START THE INPUT

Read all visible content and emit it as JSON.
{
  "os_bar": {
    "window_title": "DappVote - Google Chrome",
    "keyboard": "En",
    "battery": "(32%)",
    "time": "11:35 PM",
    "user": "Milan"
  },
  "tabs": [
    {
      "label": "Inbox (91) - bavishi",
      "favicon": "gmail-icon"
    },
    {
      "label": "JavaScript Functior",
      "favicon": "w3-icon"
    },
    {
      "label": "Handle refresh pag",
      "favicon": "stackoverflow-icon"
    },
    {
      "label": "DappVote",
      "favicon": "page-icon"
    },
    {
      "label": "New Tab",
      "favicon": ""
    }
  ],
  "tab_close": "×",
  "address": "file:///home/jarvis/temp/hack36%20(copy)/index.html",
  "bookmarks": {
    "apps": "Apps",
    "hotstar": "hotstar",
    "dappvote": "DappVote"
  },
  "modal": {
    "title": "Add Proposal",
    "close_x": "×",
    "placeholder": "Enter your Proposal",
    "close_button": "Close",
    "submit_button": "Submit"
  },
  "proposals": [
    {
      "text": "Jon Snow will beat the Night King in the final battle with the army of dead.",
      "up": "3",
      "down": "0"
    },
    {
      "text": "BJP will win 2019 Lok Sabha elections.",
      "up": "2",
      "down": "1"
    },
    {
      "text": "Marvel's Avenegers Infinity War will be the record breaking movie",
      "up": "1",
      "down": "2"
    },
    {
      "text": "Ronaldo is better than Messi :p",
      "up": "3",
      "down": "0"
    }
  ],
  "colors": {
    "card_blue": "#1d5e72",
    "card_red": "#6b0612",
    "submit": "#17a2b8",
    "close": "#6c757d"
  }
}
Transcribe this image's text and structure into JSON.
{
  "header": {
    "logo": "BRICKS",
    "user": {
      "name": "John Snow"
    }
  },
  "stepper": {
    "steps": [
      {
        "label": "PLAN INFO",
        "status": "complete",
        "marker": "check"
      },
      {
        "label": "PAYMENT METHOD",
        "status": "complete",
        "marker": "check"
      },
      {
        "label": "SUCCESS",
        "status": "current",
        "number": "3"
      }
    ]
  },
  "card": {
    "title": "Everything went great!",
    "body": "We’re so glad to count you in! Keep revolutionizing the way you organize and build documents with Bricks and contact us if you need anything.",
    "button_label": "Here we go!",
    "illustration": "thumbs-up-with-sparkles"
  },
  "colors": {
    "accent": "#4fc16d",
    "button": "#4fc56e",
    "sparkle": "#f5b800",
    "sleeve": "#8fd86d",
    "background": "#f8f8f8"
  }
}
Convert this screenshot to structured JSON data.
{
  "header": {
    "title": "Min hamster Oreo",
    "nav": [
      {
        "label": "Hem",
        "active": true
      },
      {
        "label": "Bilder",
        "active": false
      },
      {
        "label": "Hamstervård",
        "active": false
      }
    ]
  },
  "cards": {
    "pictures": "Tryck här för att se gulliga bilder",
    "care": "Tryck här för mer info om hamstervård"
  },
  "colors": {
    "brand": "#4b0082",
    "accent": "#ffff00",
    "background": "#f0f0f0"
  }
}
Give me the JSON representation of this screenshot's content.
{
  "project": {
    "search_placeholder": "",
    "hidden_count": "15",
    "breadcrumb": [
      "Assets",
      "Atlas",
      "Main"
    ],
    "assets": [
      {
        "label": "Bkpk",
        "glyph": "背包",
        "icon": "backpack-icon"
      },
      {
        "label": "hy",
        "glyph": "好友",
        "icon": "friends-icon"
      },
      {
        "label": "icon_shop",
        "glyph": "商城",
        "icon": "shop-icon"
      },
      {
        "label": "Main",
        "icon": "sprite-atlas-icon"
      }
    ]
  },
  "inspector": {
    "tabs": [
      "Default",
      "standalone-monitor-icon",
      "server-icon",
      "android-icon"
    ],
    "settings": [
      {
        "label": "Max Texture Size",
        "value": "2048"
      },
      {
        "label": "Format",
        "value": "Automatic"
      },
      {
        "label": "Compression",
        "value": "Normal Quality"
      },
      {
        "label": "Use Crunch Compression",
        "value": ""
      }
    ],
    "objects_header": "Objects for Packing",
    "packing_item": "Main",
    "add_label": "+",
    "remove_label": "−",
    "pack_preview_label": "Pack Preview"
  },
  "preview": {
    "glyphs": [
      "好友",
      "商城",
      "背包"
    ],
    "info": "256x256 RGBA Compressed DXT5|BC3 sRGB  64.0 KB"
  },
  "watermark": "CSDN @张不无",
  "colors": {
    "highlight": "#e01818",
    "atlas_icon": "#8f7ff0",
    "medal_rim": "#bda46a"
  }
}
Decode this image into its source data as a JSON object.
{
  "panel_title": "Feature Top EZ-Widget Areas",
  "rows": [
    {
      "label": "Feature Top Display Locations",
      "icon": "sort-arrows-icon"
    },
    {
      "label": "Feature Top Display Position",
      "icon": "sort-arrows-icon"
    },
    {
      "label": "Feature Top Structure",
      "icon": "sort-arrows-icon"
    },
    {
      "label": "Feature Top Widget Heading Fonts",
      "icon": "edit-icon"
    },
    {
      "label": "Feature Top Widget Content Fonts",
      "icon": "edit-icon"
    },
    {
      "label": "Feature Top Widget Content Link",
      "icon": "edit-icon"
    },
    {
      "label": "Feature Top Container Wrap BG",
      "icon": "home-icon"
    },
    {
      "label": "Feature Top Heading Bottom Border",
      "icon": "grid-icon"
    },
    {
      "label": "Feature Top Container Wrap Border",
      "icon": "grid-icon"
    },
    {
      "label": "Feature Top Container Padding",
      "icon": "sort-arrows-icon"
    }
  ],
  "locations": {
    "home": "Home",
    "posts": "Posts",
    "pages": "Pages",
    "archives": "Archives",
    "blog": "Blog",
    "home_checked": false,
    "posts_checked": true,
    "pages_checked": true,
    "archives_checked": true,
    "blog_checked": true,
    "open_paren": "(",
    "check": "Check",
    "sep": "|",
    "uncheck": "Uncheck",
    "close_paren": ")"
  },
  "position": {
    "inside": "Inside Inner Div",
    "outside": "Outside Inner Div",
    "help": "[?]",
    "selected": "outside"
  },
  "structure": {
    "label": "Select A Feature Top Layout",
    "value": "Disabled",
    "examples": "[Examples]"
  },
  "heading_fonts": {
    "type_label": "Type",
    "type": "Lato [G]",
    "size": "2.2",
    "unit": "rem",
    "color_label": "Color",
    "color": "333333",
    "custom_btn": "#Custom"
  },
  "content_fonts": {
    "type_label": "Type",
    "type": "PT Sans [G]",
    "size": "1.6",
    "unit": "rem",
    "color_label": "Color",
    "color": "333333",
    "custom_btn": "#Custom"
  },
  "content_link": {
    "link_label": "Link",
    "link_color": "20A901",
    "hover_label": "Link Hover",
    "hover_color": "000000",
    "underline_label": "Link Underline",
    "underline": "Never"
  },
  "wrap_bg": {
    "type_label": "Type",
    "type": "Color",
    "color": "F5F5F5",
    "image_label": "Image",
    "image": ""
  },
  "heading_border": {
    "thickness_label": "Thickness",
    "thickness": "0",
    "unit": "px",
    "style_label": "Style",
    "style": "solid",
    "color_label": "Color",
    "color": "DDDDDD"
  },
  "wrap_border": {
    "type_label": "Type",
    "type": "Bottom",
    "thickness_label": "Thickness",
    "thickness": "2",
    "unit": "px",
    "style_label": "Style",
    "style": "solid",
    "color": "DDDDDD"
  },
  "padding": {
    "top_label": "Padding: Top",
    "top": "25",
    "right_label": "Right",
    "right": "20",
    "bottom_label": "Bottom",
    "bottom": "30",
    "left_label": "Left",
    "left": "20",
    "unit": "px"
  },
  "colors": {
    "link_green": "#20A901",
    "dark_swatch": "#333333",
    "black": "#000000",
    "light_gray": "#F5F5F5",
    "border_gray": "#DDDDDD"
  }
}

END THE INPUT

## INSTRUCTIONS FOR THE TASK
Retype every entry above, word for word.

## TASK ANSWER
Read all visible content and emit it as JSON.
{
  "os_bar": {
    "window_title": "DappVote - Google Chrome",
    "keyboard": "En",
    "battery": "(32%)",
    "time": "11:35 PM",
    "user": "Milan"
  },
  "tabs": [
    {
      "label": "Inbox (91) - bavishi",
      "favicon": "gmail-icon"
    },
    {
      "label": "JavaScript Functior",
      "favicon": "w3-icon"
    },
    {
      "label": "Handle refresh pag",
      "favicon": "stackoverflow-icon"
    },
    {
      "label": "DappVote",
      "favicon": "page-icon"
    },
    {
      "label": "New Tab",
      "favicon": ""
    }
  ],
  "tab_close": "×",
  "address": "file:///home/jarvis/temp/hack36%20(copy)/index.html",
  "bookmarks": {
    "apps": "Apps",
    "hotstar": "hotstar",
    "dappvote": "DappVote"
  },
  "modal": {
    "title": "Add Proposal",
    "close_x": "×",
    "placeholder": "Enter your Proposal",
    "close_button": "Close",
    "submit_button": "Submit"
  },
  "proposals": [
    {
      "text": "Jon Snow will beat the Night King in the final battle with the army of dead.",
      "up": "3",
      "down": "0"
    },
    {
      "text": "BJP will win 2019 Lok Sabha elections.",
      "up": "2",
      "down": "1"
    },
    {
      "text": "Marvel's Avenegers Infinity War will be the record breaking movie",
      "up": "1",
      "down": "2"
    },
    {
      "text": "Ronaldo is better than Messi :p",
      "up": "3",
      "down": "0"
    }
  ],
  "colors": {
    "card_blue": "#1d5e72",
    "card_red": "#6b0612",
    "submit": "#17a2b8",
    "close": "#6c757d"
  }
}
Transcribe this image's text and structure into JSON.
{
  "header": {
    "logo": "BRICKS",
    "user": {
      "name": "John Snow"
    }
  },
  "stepper": {
    "steps": [
      {
        "label": "PLAN INFO",
        "status": "complete",
        "marker": "check"
      },
      {
        "label": "PAYMENT METHOD",
        "status": "complete",
        "marker": "check"
      },
      {
        "label": "SUCCESS",
        "status": "current",
        "number": "3"
      }
    ]
  },
  "card": {
    "title": "Everything went great!",
    "body": "We’re so glad to count you in! Keep revolutionizing the way you organize and build documents with Bricks and contact us if you need anything.",
    "button_label": "Here we go!",
    "illustration": "thumbs-up-with-sparkles"
  },
  "colors": {
    "accent": "#4fc16d",
    "button": "#4fc56e",
    "sparkle": "#f5b800",
    "sleeve": "#8fd86d",
    "background": "#f8f8f8"
  }
}
Convert this screenshot to structured JSON data.
{
  "header": {
    "title": "Min hamster Oreo",
    "nav": [
      {
        "label": "Hem",
        "active": true
      },
      {
        "label": "Bilder",
        "active": false
      },
      {
        "label": "Hamstervård",
        "active": false
      }
    ]
  },
  "cards": {
    "pictures": "Tryck här för att se gulliga bilder",
    "care": "Tryck här för mer info om hamstervård"
  },
  "colors": {
    "brand": "#4b0082",
    "accent": "#ffff00",
    "background": "#f0f0f0"
  }
}
Give me the JSON representation of this screenshot's content.
{
  "project": {
    "search_placeholder": "",
    "hidden_count": "15",
    "breadcrumb": [
      "Assets",
      "Atlas",
      "Main"
    ],
    "assets": [
      {
        "label": "Bkpk",
        "glyph": "背包",
        "icon": "backpack-icon"
      },
      {
        "label": "hy",
        "glyph": "好友",
        "icon": "friends-icon"
      },
      {
        "label": "icon_shop",
        "glyph": "商城",
        "icon": "shop-icon"
      },
      {
        "label": "Main",
        "icon": "sprite-atlas-icon"
      }
    ]
  },
  "inspector": {
    "tabs": [
      "Default",
      "standalone-monitor-icon",
      "server-icon",
      "android-icon"
    ],
    "settings": [
      {
        "label": "Max Texture Size",
        "value": "2048"
      },
      {
        "label": "Format",
        "value": "Automatic"
      },
      {
        "label": "Compression",
        "value": "Normal Quality"
      },
      {
        "label": "Use Crunch Compression",
        "value": ""
      }
    ],
    "objects_header": "Objects for Packing",
    "packing_item": "Main",
    "add_label": "+",
    "remove_label": "−",
    "pack_preview_label": "Pack Preview"
  },
  "preview": {
    "glyphs": [
      "好友",
      "商城",
      "背包"
    ],
    "info": "256x256 RGBA Compressed DXT5|BC3 sRGB  64.0 KB"
  },
  "watermark": "CSDN @张不无",
  "colors": {
    "highlight": "#e01818",
    "atlas_icon": "#8f7ff0",
    "medal_rim": "#bda46a"
  }
}
Decode this image into its source data as a JSON object.
{
  "panel_title": "Feature Top EZ-Widget Areas",
  "rows": [
    {
      "label": "Feature Top Display Locations",
      "icon": "sort-arrows-icon"
    },
    {
      "label": "Feature Top Display Position",
      "icon": "sort-arrows-icon"
    },
    {
      "label": "Feature Top Structure",
      "icon": "sort-arrows-icon"
    },
    {
      "label": "Feature Top Widget Heading Fonts",
      "icon": "edit-icon"
    },
    {
      "label": "Feature Top Widget Content Fonts",
      "icon": "edit-icon"
    },
    {
      "label": "Feature Top Widget Content Link",
      "icon": "edit-icon"
    },
    {
      "label": "Feature Top Container Wrap BG",
      "icon": "home-icon"
    },
    {
      "label": "Feature Top Heading Bottom Border",
      "icon": "grid-icon"
    },
    {
      "label": "Feature Top Container Wrap Border",
      "icon": "grid-icon"
    },
    {
      "label": "Feature Top Container Padding",
      "icon": "sort-arrows-icon"
    }
  ],
  "locations": {
    "home": "Home",
    "posts": "Posts",
    "pages": "Pages",
    "archives": "Archives",
    "blog": "Blog",
    "home_checked": false,
    "posts_checked": true,
    "pages_checked": true,
    "archives_checked": true,
    "blog_checked": true,
    "open_paren": "(",
    "check": "Check",
    "sep": "|",
    "uncheck": "Uncheck",
    "close_paren": ")"
  },
  "position": {
    "inside": "Inside Inner Div",
    "outside": "Outside Inner Div",
    "help": "[?]",
    "selected": "outside"
  },
  "structure": {
    "label": "Select A Feature Top Layout",
    "value": "Disabled",
    "examples": "[Examples]"
  },
  "heading_fonts": {
    "type_label": "Type",
    "type": "Lato [G]",
    "size": "2.2",
    "unit": "rem",
    "color_label": "Color",
    "color": "333333",
    "custom_btn": "#Custom"
  },
  "content_fonts": {
    "type_label": "Type",
    "type": "PT Sans [G]",
    "size": "1.6",
    "unit": "rem",
    "color_label": "Color",
    "color": "333333",
    "custom_btn": "#Custom"
  },
  "content_link": {
    "link_label": "Link",
    "link_color": "20A901",
    "hover_label": "Link Hover",
    "hover_color": "000000",
    "underline_label": "Link Underline",
    "underline": "Never"
  },
  "wrap_bg": {
    "type_label": "Type",
    "type": "Color",
    "color": "F5F5F5",
    "image_label": "Image",
    "image": ""
  },
  "heading_border": {
    "thickness_label": "Thickness",
    "thickness": "0",
    "unit": "px",
    "style_label": "Style",
    "style": "solid",
    "color_label": "Color",
    "color": "DDDDDD"
  },
  "wrap_border": {
    "type_label": "Type",
    "type": "Bottom",
    "thickness_label": "Thickness",
    "thickness": "2",
    "unit": "px",
    "style_label": "Style",
    "style": "solid",
    "color": "DDDDDD"
  },
  "padding": {
    "top_label": "Padding: Top",
    "top": "25",
    "right_label": "Right",
    "right": "20",
    "bottom_label": "Bottom",
    "bottom": "30",
    "left_label": "Left",
    "left": "20",
    "unit": "px"
  },
  "colors": {
    "link_green": "#20A901",
    "dark_swatch": "#333333",
    "black": "#000000",
    "light_gray": "#F5F5F5",
    "border_gray": "#DDDDDD"
  }
}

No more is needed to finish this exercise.